The main downside to an eGPU is that it hampers a laptop’s mobility. It’s more difficult to carry a laptop and an eGPU with you, and you’ll most often be leaving the enclosure at home. Still, it’s a handy way to have access to high-performance hardware, reserving lighter games or tasks that can run on the laptop’s internal hardware for when you’re on the go. This applies primarily to gaming laptops, but it can also come in handy if you’re switching fields and don’t want to shell out for one of the best programming laptops or one of the best creators laptops.
The eGPU market is currently sort of stagnating, but that could change as connecting technology advances. Nevertheless, there are a lot of different enclosures out there with different cooling systems, designs, and added features (like a laptop stand). We’ve collected all the best external GPU enclosures in one spot to make buying as easy as possible.
And if you’d like to skip the issues that come with upgrading a laptop, you can always build your own PC and keep it up-to-date as needed. You can always pick up a cheap laptop with a strong Wi-Fi card (or even Ethernet port) and use Windows 11’s Remote Desktop feature for access even when you’re away from your desk.

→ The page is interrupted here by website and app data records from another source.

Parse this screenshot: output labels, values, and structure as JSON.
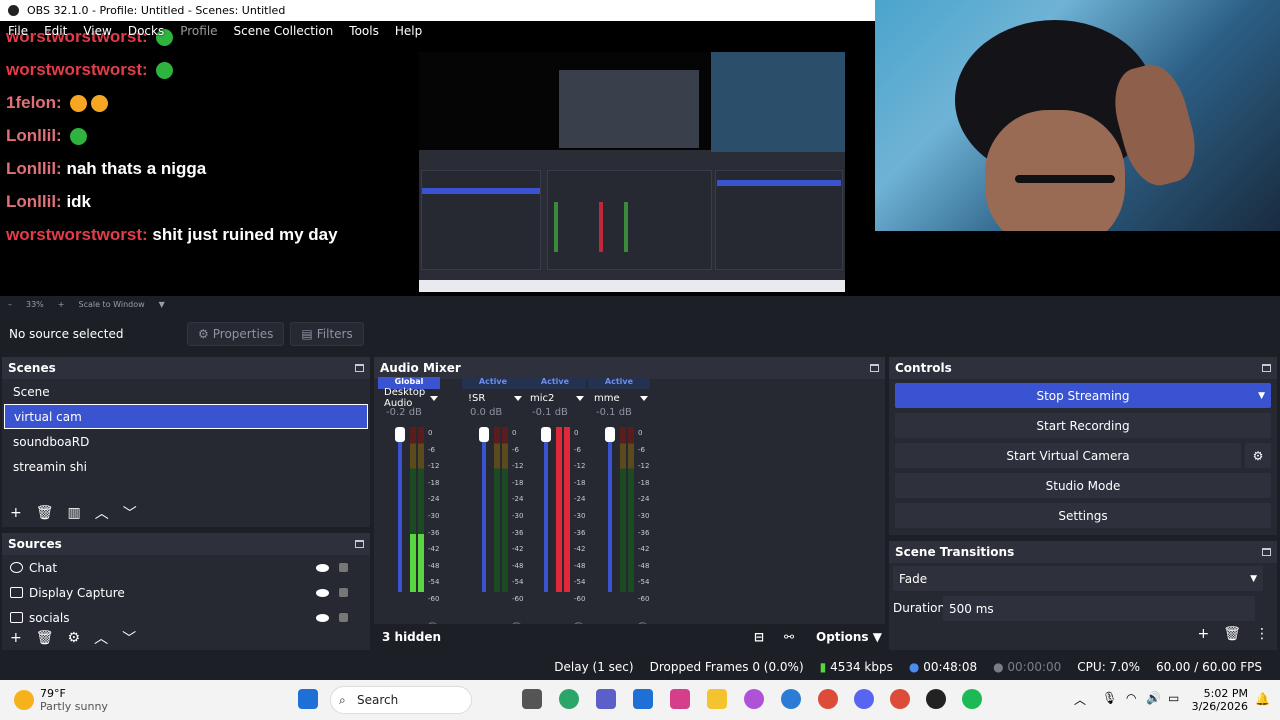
{
  "window": {
    "title": "OBS 32.1.0 - Profile: Untitled - Scenes: Untitled"
  },
  "menu": [
    "File",
    "Edit",
    "View",
    "Docks",
    "Profile",
    "Scene Collection",
    "Tools",
    "Help"
  ],
  "chat": [
    {
      "user": "worstworstworst:",
      "msg": "",
      "emote": "green",
      "userColor": "red"
    },
    {
      "user": "1felon:",
      "msg": "",
      "emote": "orange2",
      "userColor": "pink"
    },
    {
      "user": "Lonllil:",
      "msg": "",
      "emote": "green",
      "userColor": "pink"
    },
    {
      "user": "Lonllil:",
      "msg": "nah thats a nigga",
      "emote": "",
      "userColor": "pink"
    },
    {
      "user": "Lonllil:",
      "msg": "idk",
      "emote": "",
      "userColor": "pink"
    },
    {
      "user": "worstworstworst:",
      "msg": "shit just ruined my day",
      "emote": "",
      "userColor": "red"
    }
  ],
  "zoom": {
    "minus": "–",
    "value": "33%",
    "plus": "+",
    "mode": "Scale to Window"
  },
  "sourcebar": {
    "status": "No source selected",
    "properties": "Properties",
    "filters": "Filters"
  },
  "scenes": {
    "title": "Scenes",
    "items": [
      "Scene",
      "virtual cam",
      "soundboaRD",
      "streamin shi"
    ],
    "selected": 1
  },
  "sources": {
    "title": "Sources",
    "items": [
      {
        "name": "Chat",
        "icon": "globe-icon"
      },
      {
        "name": "Display Capture",
        "icon": "monitor-icon"
      },
      {
        "name": "socials",
        "icon": "image-icon"
      }
    ]
  },
  "mixer": {
    "title": "Audio Mixer",
    "channels": [
      {
        "status": "Global",
        "name": "Desktop Audio",
        "db": "-0.2 dB",
        "level": 0.35,
        "red": false
      },
      {
        "status": "Active",
        "name": "!SR",
        "db": "0.0 dB",
        "level": 0.0,
        "red": false
      },
      {
        "status": "Active",
        "name": "mic2",
        "db": "-0.1 dB",
        "level": 1.0,
        "red": true
      },
      {
        "status": "Active",
        "name": "mme",
        "db": "-0.1 dB",
        "level": 0.0,
        "red": false
      }
    ],
    "scale": [
      "0",
      "-6",
      "-12",
      "-18",
      "-24",
      "-30",
      "-36",
      "-42",
      "-48",
      "-54",
      "-60"
    ],
    "hidden": "3 hidden",
    "options": "Options"
  },
  "controls": {
    "title": "Controls",
    "buttons": [
      "Stop Streaming",
      "Start Recording",
      "Start Virtual Camera",
      "Studio Mode",
      "Settings"
    ]
  },
  "transitions": {
    "title": "Scene Transitions",
    "selected": "Fade",
    "duration_label": "Duration",
    "duration_value": "500 ms"
  },
  "status": {
    "delay": "Delay (1 sec)",
    "dropped": "Dropped Frames 0 (0.0%)",
    "bitrate": "4534 kbps",
    "stream_time": "00:48:08",
    "rec_time": "00:00:00",
    "cpu": "CPU: 7.0%",
    "fps": "60.00 / 60.00 FPS"
  },
  "taskbar": {
    "temp": "79°F",
    "weather": "Partly sunny",
    "search": "Search",
    "time": "5:02 PM",
    "date": "3/26/2026"
  },
  "colors": {
    "accent": "#3a53d0",
    "panel": "#262932",
    "bg": "#1d1f26"
  }
}
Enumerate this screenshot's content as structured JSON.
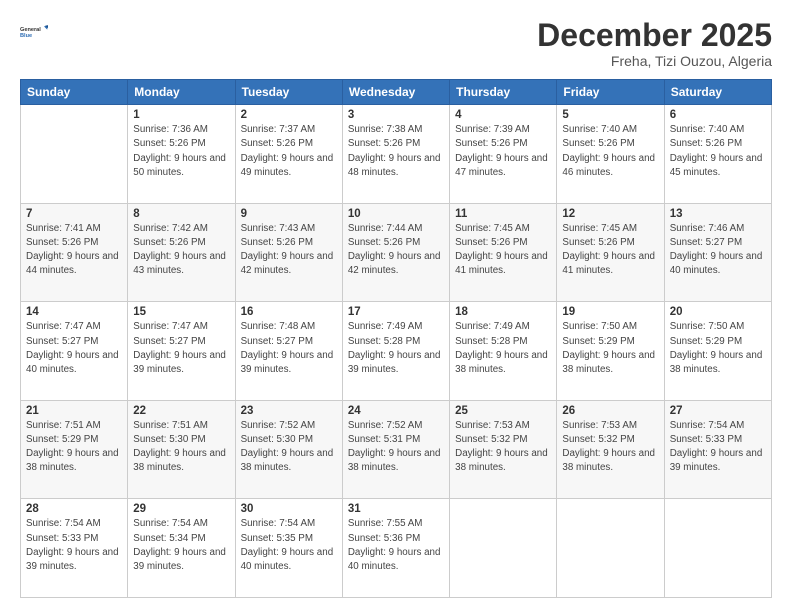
{
  "logo": {
    "line1": "General",
    "line2": "Blue"
  },
  "header": {
    "month": "December 2025",
    "location": "Freha, Tizi Ouzou, Algeria"
  },
  "weekdays": [
    "Sunday",
    "Monday",
    "Tuesday",
    "Wednesday",
    "Thursday",
    "Friday",
    "Saturday"
  ],
  "weeks": [
    [
      {
        "day": "",
        "sunrise": "",
        "sunset": "",
        "daylight": ""
      },
      {
        "day": "1",
        "sunrise": "Sunrise: 7:36 AM",
        "sunset": "Sunset: 5:26 PM",
        "daylight": "Daylight: 9 hours and 50 minutes."
      },
      {
        "day": "2",
        "sunrise": "Sunrise: 7:37 AM",
        "sunset": "Sunset: 5:26 PM",
        "daylight": "Daylight: 9 hours and 49 minutes."
      },
      {
        "day": "3",
        "sunrise": "Sunrise: 7:38 AM",
        "sunset": "Sunset: 5:26 PM",
        "daylight": "Daylight: 9 hours and 48 minutes."
      },
      {
        "day": "4",
        "sunrise": "Sunrise: 7:39 AM",
        "sunset": "Sunset: 5:26 PM",
        "daylight": "Daylight: 9 hours and 47 minutes."
      },
      {
        "day": "5",
        "sunrise": "Sunrise: 7:40 AM",
        "sunset": "Sunset: 5:26 PM",
        "daylight": "Daylight: 9 hours and 46 minutes."
      },
      {
        "day": "6",
        "sunrise": "Sunrise: 7:40 AM",
        "sunset": "Sunset: 5:26 PM",
        "daylight": "Daylight: 9 hours and 45 minutes."
      }
    ],
    [
      {
        "day": "7",
        "sunrise": "Sunrise: 7:41 AM",
        "sunset": "Sunset: 5:26 PM",
        "daylight": "Daylight: 9 hours and 44 minutes."
      },
      {
        "day": "8",
        "sunrise": "Sunrise: 7:42 AM",
        "sunset": "Sunset: 5:26 PM",
        "daylight": "Daylight: 9 hours and 43 minutes."
      },
      {
        "day": "9",
        "sunrise": "Sunrise: 7:43 AM",
        "sunset": "Sunset: 5:26 PM",
        "daylight": "Daylight: 9 hours and 42 minutes."
      },
      {
        "day": "10",
        "sunrise": "Sunrise: 7:44 AM",
        "sunset": "Sunset: 5:26 PM",
        "daylight": "Daylight: 9 hours and 42 minutes."
      },
      {
        "day": "11",
        "sunrise": "Sunrise: 7:45 AM",
        "sunset": "Sunset: 5:26 PM",
        "daylight": "Daylight: 9 hours and 41 minutes."
      },
      {
        "day": "12",
        "sunrise": "Sunrise: 7:45 AM",
        "sunset": "Sunset: 5:26 PM",
        "daylight": "Daylight: 9 hours and 41 minutes."
      },
      {
        "day": "13",
        "sunrise": "Sunrise: 7:46 AM",
        "sunset": "Sunset: 5:27 PM",
        "daylight": "Daylight: 9 hours and 40 minutes."
      }
    ],
    [
      {
        "day": "14",
        "sunrise": "Sunrise: 7:47 AM",
        "sunset": "Sunset: 5:27 PM",
        "daylight": "Daylight: 9 hours and 40 minutes."
      },
      {
        "day": "15",
        "sunrise": "Sunrise: 7:47 AM",
        "sunset": "Sunset: 5:27 PM",
        "daylight": "Daylight: 9 hours and 39 minutes."
      },
      {
        "day": "16",
        "sunrise": "Sunrise: 7:48 AM",
        "sunset": "Sunset: 5:27 PM",
        "daylight": "Daylight: 9 hours and 39 minutes."
      },
      {
        "day": "17",
        "sunrise": "Sunrise: 7:49 AM",
        "sunset": "Sunset: 5:28 PM",
        "daylight": "Daylight: 9 hours and 39 minutes."
      },
      {
        "day": "18",
        "sunrise": "Sunrise: 7:49 AM",
        "sunset": "Sunset: 5:28 PM",
        "daylight": "Daylight: 9 hours and 38 minutes."
      },
      {
        "day": "19",
        "sunrise": "Sunrise: 7:50 AM",
        "sunset": "Sunset: 5:29 PM",
        "daylight": "Daylight: 9 hours and 38 minutes."
      },
      {
        "day": "20",
        "sunrise": "Sunrise: 7:50 AM",
        "sunset": "Sunset: 5:29 PM",
        "daylight": "Daylight: 9 hours and 38 minutes."
      }
    ],
    [
      {
        "day": "21",
        "sunrise": "Sunrise: 7:51 AM",
        "sunset": "Sunset: 5:29 PM",
        "daylight": "Daylight: 9 hours and 38 minutes."
      },
      {
        "day": "22",
        "sunrise": "Sunrise: 7:51 AM",
        "sunset": "Sunset: 5:30 PM",
        "daylight": "Daylight: 9 hours and 38 minutes."
      },
      {
        "day": "23",
        "sunrise": "Sunrise: 7:52 AM",
        "sunset": "Sunset: 5:30 PM",
        "daylight": "Daylight: 9 hours and 38 minutes."
      },
      {
        "day": "24",
        "sunrise": "Sunrise: 7:52 AM",
        "sunset": "Sunset: 5:31 PM",
        "daylight": "Daylight: 9 hours and 38 minutes."
      },
      {
        "day": "25",
        "sunrise": "Sunrise: 7:53 AM",
        "sunset": "Sunset: 5:32 PM",
        "daylight": "Daylight: 9 hours and 38 minutes."
      },
      {
        "day": "26",
        "sunrise": "Sunrise: 7:53 AM",
        "sunset": "Sunset: 5:32 PM",
        "daylight": "Daylight: 9 hours and 38 minutes."
      },
      {
        "day": "27",
        "sunrise": "Sunrise: 7:54 AM",
        "sunset": "Sunset: 5:33 PM",
        "daylight": "Daylight: 9 hours and 39 minutes."
      }
    ],
    [
      {
        "day": "28",
        "sunrise": "Sunrise: 7:54 AM",
        "sunset": "Sunset: 5:33 PM",
        "daylight": "Daylight: 9 hours and 39 minutes."
      },
      {
        "day": "29",
        "sunrise": "Sunrise: 7:54 AM",
        "sunset": "Sunset: 5:34 PM",
        "daylight": "Daylight: 9 hours and 39 minutes."
      },
      {
        "day": "30",
        "sunrise": "Sunrise: 7:54 AM",
        "sunset": "Sunset: 5:35 PM",
        "daylight": "Daylight: 9 hours and 40 minutes."
      },
      {
        "day": "31",
        "sunrise": "Sunrise: 7:55 AM",
        "sunset": "Sunset: 5:36 PM",
        "daylight": "Daylight: 9 hours and 40 minutes."
      },
      {
        "day": "",
        "sunrise": "",
        "sunset": "",
        "daylight": ""
      },
      {
        "day": "",
        "sunrise": "",
        "sunset": "",
        "daylight": ""
      },
      {
        "day": "",
        "sunrise": "",
        "sunset": "",
        "daylight": ""
      }
    ]
  ]
}
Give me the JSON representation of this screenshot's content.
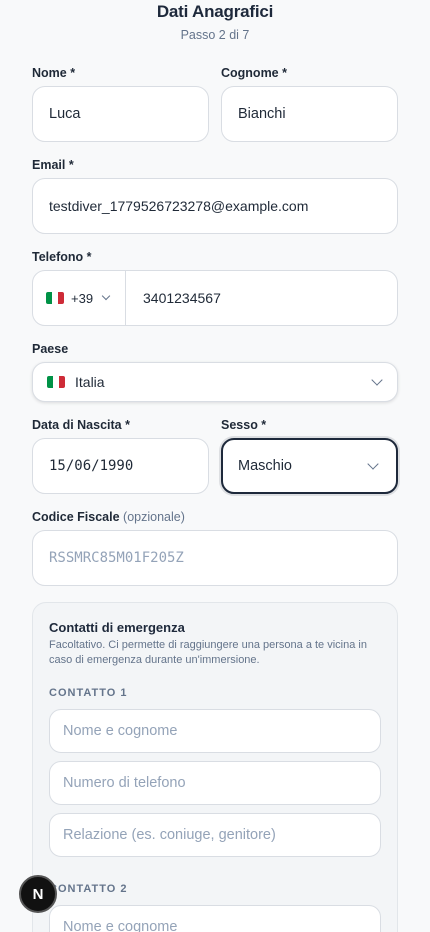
{
  "header": {
    "title": "Dati Anagrafici",
    "step": "Passo 2 di 7"
  },
  "form": {
    "first_name": {
      "label": "Nome *",
      "value": "Luca"
    },
    "last_name": {
      "label": "Cognome *",
      "value": "Bianchi"
    },
    "email": {
      "label": "Email *",
      "value": "testdiver_1779526723278@example.com"
    },
    "phone": {
      "label": "Telefono *",
      "country_code": "+39",
      "value": "3401234567"
    },
    "country": {
      "label": "Paese",
      "value": "Italia"
    },
    "birth_date": {
      "label": "Data di Nascita *",
      "value": "15/06/1990"
    },
    "sex": {
      "label": "Sesso *",
      "value": "Maschio"
    },
    "tax_code": {
      "label": "Codice Fiscale",
      "optional": "(opzionale)",
      "placeholder": "RSSMRC85M01F205Z"
    }
  },
  "emergency": {
    "title": "Contatti di emergenza",
    "description": "Facoltativo. Ci permette di raggiungere una persona a te vicina in caso di emergenza durante un'immersione.",
    "contact1": {
      "heading": "CONTATTO 1",
      "name_placeholder": "Nome e cognome",
      "phone_placeholder": "Numero di telefono",
      "relation_placeholder": "Relazione (es. coniuge, genitore)"
    },
    "contact2": {
      "heading": "CONTATTO 2",
      "name_placeholder": "Nome e cognome"
    }
  },
  "badge": {
    "letter": "N"
  },
  "colors": {
    "flag_green": "#009246",
    "flag_white": "#ffffff",
    "flag_red": "#ce2b37",
    "focus_border": "#1e293b"
  },
  "icons": {
    "chevron": "chevron-down-icon",
    "flag": "italy-flag-icon"
  }
}
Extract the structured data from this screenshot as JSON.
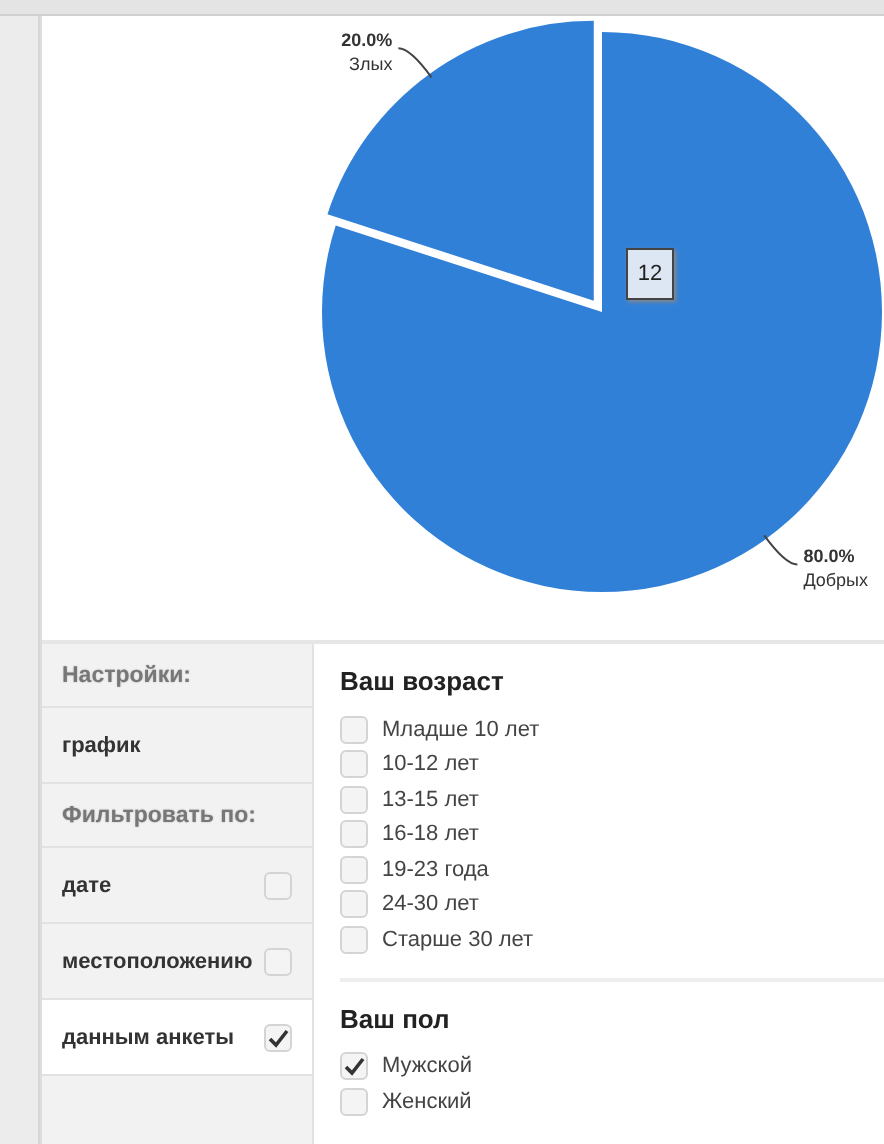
{
  "chart": {
    "tooltip": "12",
    "chart_data": {
      "type": "pie",
      "categories": [
        "Добрых",
        "Злых"
      ],
      "series": [
        {
          "color": "#3180d8",
          "values": [
            80,
            20
          ]
        }
      ],
      "value_labels": [
        "80.0%",
        "20.0%"
      ]
    }
  },
  "sidebar": {
    "sections": [
      {
        "title": "Настройки:",
        "items": [
          {
            "label": "график",
            "kind": "link"
          }
        ]
      },
      {
        "title": "Фильтровать по:",
        "items": [
          {
            "label": "дате",
            "kind": "filter",
            "checked": false
          },
          {
            "label": "местоположению",
            "kind": "filter",
            "checked": false
          },
          {
            "label": "данным анкеты",
            "kind": "filter",
            "checked": true
          }
        ]
      }
    ]
  },
  "questions": [
    {
      "title": "Ваш возраст",
      "options": [
        {
          "label": "Младше 10 лет",
          "checked": false
        },
        {
          "label": "10-12 лет",
          "checked": false
        },
        {
          "label": "13-15 лет",
          "checked": false
        },
        {
          "label": "16-18 лет",
          "checked": false
        },
        {
          "label": "19-23 года",
          "checked": false
        },
        {
          "label": "24-30 лет",
          "checked": false
        },
        {
          "label": "Старше 30 лет",
          "checked": false
        }
      ]
    },
    {
      "title": "Ваш пол",
      "options": [
        {
          "label": "Мужской",
          "checked": true
        },
        {
          "label": "Женский",
          "checked": false
        }
      ]
    }
  ]
}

Razer Core X Chroma
Razer’s Core X Chroma is our top pick when it comes to eGPUs. It’s stylish with customizable RGB lighting, it works with modern GPUs, and it has its own row of ports (with USB-A and Ethernet). It connects with Thunderbolt and has its own 700W PSU to power your favorite discrete GPU.